What an Idiom!

There are certain common programming techniques in C that may not be obvious at first but that are common enough that you learn to recognize them. While you probably won't be using these idioms yourself this semester, you may well see them in other code you look at including possibly some of the case studies we'll see.

We've already seen one of these, the mid-test loop. One idiomatic thing about that loop is really a sort of anti-idiom. Namely, we can't use the switch statement to determine the condition upon which to exit the loop. The reason for this is that the break keyword is overloaded so that it's meaning in the switch prevents it from leaving the loop.

The first one is really just an application of the && operator.


for(i = 1; i <= MAX && isend(i); ++i) {
   ...
}

Here we have a function called isend that returns a true value if we've hit the end of the i 's we need to look at. One common way this is used is if we're doing something to each element of a list. So we'll process the first element, then the second, then the third and so on. Now, MAX is the limit on how big the list may be and it may well be the case that isend() is not defined to return a meaningful value if i > MAX . But if we've processed the whole list of MAX elements, then after the last time through the loop, we'll come back to test expression 2 with i equal to MAX + 1 . And we don't want isend() to be called with that value for i . Here the short-circuiting of && saves the day. In effect, the i <= MAX guards the call to isend() preventing it from being called with an invalid input.

That same sort of loop can be used in another way as well.


for(i = 1; i <= MAX && isit(i); ++i) ;
if(i <= MAX) {
   ...
}
else {
   ...
}

Here the function isit() will return true if the i th element in the list is the one we're looking for. Think about a list of students' information and we're looking for the GPA of a certain student and are looking that person up by name. Notice that the loop has no body; it is followed by a semicolon. The if statement is not in the body of the loop. That is, the loop doesn't repeat anything, it just has the side-effect of setting i to identify which element of the list we were searching for. And if that element was not in the list, then i will be greater than MAX . So in the true branch of the if , we'll put the code to process the element we found. The false branch will hold the handling of the error of not finding what we were looking for.

As you might expect, there are many other common techniques which experienced programmers use without giving them a second thought.
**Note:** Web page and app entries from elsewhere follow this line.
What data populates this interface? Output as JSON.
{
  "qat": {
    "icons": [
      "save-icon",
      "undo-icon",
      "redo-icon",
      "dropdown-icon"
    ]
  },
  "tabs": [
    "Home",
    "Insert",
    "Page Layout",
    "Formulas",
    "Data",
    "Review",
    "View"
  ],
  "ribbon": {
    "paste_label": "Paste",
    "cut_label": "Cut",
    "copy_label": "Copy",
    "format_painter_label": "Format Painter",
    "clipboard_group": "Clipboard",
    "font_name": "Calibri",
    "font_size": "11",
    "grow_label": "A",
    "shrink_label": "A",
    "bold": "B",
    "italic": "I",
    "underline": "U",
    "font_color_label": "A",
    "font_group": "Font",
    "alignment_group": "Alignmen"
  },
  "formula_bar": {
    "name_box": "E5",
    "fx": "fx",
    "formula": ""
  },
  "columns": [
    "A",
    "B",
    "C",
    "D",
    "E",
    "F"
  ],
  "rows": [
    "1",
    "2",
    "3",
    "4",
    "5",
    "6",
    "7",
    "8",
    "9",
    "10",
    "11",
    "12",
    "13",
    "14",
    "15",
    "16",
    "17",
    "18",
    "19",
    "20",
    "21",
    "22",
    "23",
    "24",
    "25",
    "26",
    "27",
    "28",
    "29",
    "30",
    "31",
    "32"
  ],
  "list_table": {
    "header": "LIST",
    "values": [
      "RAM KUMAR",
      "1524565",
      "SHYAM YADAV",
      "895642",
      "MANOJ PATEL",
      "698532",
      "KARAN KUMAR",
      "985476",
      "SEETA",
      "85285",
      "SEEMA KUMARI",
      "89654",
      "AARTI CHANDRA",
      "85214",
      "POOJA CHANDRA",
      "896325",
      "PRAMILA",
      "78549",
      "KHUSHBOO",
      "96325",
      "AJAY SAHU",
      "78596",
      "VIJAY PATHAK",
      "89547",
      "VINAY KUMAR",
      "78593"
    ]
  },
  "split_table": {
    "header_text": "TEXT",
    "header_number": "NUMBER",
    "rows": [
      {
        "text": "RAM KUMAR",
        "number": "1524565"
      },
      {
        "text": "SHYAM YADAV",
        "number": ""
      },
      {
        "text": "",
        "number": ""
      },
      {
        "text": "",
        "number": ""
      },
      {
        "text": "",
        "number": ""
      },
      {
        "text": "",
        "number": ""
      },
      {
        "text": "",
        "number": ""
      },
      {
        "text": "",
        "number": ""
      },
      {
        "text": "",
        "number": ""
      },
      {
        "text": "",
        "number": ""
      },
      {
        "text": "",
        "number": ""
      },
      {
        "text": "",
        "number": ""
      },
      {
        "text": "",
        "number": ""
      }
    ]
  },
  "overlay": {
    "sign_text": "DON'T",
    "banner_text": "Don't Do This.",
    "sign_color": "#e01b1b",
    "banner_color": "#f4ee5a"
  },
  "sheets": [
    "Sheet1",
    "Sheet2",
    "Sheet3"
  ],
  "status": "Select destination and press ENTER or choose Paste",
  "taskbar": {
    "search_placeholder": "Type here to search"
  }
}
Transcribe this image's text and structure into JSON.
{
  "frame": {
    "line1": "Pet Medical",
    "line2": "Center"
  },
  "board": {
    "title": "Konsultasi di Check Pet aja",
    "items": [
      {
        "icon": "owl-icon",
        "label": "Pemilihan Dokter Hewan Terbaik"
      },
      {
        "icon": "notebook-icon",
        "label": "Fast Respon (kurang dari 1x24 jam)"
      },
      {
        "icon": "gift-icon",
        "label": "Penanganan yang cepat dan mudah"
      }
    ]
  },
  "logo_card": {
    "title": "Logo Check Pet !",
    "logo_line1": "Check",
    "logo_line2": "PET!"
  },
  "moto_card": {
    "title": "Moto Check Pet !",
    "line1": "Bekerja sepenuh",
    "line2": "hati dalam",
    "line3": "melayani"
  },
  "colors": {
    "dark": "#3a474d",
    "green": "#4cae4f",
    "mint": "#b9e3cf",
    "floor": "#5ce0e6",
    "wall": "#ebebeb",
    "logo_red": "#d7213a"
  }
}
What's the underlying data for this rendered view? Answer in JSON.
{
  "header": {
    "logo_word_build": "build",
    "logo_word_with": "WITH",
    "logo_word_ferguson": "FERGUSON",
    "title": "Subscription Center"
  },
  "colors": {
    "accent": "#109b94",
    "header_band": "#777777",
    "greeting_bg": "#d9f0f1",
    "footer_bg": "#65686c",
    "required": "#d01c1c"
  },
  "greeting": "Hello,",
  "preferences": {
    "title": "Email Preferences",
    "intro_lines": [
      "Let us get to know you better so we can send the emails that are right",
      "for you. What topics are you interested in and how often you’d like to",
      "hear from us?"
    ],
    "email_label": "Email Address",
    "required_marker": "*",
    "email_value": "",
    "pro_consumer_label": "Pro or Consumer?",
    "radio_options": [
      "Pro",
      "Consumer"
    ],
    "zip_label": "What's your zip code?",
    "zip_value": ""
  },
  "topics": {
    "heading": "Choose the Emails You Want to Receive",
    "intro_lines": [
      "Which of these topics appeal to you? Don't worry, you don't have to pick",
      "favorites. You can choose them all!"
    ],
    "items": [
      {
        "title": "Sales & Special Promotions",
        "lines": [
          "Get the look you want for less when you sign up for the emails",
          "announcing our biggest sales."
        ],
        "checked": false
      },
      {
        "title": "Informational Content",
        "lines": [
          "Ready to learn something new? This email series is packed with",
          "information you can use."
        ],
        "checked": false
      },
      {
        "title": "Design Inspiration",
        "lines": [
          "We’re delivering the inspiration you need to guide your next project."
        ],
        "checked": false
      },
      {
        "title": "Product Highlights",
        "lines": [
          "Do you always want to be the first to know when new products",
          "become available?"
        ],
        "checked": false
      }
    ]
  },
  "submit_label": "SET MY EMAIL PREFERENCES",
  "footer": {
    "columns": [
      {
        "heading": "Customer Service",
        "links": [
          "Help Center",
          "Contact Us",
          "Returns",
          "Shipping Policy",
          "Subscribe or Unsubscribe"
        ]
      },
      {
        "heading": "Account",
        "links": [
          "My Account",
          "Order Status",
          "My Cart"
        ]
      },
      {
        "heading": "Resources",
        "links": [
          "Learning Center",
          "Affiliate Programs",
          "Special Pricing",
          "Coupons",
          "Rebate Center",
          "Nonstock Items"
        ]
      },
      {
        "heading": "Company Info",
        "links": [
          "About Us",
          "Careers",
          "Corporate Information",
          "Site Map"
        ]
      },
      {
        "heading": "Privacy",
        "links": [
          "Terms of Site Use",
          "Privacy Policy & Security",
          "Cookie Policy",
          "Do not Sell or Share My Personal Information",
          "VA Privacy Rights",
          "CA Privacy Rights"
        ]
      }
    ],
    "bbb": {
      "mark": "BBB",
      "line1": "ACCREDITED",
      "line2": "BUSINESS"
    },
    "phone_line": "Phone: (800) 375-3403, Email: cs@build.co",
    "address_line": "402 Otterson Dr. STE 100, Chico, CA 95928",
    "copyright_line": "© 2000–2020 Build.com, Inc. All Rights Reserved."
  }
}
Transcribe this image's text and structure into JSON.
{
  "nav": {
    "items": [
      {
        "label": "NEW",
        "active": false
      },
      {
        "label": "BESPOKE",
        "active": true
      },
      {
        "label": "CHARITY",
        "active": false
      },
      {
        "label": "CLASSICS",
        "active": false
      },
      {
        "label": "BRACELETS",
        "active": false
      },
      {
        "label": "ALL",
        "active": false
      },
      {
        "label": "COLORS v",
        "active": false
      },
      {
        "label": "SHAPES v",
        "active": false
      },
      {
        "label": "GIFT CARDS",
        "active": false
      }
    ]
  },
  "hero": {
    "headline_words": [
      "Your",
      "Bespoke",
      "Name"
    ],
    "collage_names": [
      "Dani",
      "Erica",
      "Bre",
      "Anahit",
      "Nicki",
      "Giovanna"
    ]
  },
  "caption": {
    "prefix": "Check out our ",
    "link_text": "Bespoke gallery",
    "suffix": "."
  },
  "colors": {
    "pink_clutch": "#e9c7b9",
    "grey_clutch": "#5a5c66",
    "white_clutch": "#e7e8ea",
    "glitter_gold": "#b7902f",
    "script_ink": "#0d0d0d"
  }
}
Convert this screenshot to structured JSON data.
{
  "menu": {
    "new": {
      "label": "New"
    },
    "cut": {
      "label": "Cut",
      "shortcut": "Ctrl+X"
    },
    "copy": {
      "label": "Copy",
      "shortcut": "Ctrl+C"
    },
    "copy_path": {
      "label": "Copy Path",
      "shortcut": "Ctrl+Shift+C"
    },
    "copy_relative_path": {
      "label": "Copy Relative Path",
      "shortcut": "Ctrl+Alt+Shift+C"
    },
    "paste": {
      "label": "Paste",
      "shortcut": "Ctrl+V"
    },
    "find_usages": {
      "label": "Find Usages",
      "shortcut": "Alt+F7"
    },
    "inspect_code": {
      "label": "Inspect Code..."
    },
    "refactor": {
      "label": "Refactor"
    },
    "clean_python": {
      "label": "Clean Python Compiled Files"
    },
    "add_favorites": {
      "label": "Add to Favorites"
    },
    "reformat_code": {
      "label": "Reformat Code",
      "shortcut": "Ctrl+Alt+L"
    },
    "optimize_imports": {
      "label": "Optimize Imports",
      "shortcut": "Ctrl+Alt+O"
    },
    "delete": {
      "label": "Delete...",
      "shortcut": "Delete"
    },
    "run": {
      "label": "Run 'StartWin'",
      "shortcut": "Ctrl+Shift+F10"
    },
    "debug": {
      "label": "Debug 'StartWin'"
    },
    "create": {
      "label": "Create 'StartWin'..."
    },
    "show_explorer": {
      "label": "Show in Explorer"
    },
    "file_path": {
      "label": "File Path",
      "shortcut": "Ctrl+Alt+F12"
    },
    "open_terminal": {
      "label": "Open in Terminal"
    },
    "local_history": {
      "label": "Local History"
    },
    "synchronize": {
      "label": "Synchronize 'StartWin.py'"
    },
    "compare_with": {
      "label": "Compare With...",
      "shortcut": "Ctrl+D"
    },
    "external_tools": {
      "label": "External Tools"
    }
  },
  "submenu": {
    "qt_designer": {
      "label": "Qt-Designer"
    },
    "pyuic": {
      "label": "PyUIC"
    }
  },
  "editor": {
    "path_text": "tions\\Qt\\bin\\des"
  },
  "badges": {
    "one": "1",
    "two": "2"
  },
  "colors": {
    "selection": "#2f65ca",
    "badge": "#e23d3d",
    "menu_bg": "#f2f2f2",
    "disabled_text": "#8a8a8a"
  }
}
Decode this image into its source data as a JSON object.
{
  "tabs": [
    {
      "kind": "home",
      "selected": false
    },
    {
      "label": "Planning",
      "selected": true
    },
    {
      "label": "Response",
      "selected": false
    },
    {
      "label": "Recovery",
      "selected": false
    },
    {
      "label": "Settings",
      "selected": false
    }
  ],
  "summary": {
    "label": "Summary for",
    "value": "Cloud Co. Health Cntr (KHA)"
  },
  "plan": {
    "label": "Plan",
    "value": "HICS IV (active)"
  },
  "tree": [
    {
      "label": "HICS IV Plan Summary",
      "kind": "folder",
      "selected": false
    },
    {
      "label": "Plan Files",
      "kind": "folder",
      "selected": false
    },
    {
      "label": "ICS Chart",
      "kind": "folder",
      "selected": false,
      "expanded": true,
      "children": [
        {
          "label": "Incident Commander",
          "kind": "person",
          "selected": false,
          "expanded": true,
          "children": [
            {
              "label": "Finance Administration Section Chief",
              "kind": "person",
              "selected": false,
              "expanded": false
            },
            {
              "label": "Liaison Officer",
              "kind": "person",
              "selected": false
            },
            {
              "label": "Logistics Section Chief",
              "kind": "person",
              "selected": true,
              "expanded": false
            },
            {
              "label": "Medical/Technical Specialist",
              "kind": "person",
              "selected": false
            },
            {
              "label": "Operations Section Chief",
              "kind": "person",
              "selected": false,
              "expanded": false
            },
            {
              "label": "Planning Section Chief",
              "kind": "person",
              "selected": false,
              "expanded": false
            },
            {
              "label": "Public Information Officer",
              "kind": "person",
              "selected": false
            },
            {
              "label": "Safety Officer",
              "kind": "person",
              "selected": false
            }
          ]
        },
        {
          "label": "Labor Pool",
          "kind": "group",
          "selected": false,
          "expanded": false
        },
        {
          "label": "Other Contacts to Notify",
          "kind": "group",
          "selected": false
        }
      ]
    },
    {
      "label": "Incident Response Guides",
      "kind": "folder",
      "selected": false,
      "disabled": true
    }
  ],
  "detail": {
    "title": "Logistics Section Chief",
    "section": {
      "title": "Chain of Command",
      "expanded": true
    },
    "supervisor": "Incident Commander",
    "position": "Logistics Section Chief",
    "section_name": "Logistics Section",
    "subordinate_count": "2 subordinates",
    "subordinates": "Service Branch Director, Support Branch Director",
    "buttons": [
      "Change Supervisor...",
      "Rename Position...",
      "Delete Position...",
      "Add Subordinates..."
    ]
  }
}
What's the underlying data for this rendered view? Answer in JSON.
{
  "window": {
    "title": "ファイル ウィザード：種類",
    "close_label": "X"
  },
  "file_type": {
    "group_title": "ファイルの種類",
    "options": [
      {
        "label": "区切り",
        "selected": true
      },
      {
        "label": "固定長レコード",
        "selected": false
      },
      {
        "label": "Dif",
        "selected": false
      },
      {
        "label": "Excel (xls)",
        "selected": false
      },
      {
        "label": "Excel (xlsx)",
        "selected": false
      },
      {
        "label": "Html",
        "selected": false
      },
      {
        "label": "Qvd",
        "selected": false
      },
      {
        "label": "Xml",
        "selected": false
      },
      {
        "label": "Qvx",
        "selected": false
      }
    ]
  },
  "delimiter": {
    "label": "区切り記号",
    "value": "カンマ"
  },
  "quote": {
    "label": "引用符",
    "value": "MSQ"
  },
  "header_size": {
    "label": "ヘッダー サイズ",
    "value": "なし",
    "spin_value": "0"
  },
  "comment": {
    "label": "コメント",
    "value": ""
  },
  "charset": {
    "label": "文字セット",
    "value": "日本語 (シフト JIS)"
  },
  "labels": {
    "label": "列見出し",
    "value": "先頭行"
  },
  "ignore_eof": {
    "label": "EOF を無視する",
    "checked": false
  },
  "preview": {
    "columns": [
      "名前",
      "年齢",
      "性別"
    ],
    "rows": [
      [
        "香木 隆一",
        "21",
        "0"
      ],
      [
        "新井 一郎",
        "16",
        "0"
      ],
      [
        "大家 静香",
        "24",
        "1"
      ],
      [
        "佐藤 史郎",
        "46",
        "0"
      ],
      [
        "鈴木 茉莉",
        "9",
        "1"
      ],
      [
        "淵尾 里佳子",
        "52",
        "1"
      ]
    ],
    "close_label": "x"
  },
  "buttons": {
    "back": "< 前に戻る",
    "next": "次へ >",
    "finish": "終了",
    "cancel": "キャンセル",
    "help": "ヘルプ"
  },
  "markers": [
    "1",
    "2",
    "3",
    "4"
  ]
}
While we won't be looking at any more of them here, we did want you to get a sense of what some of these were like.

You can move on to the next part .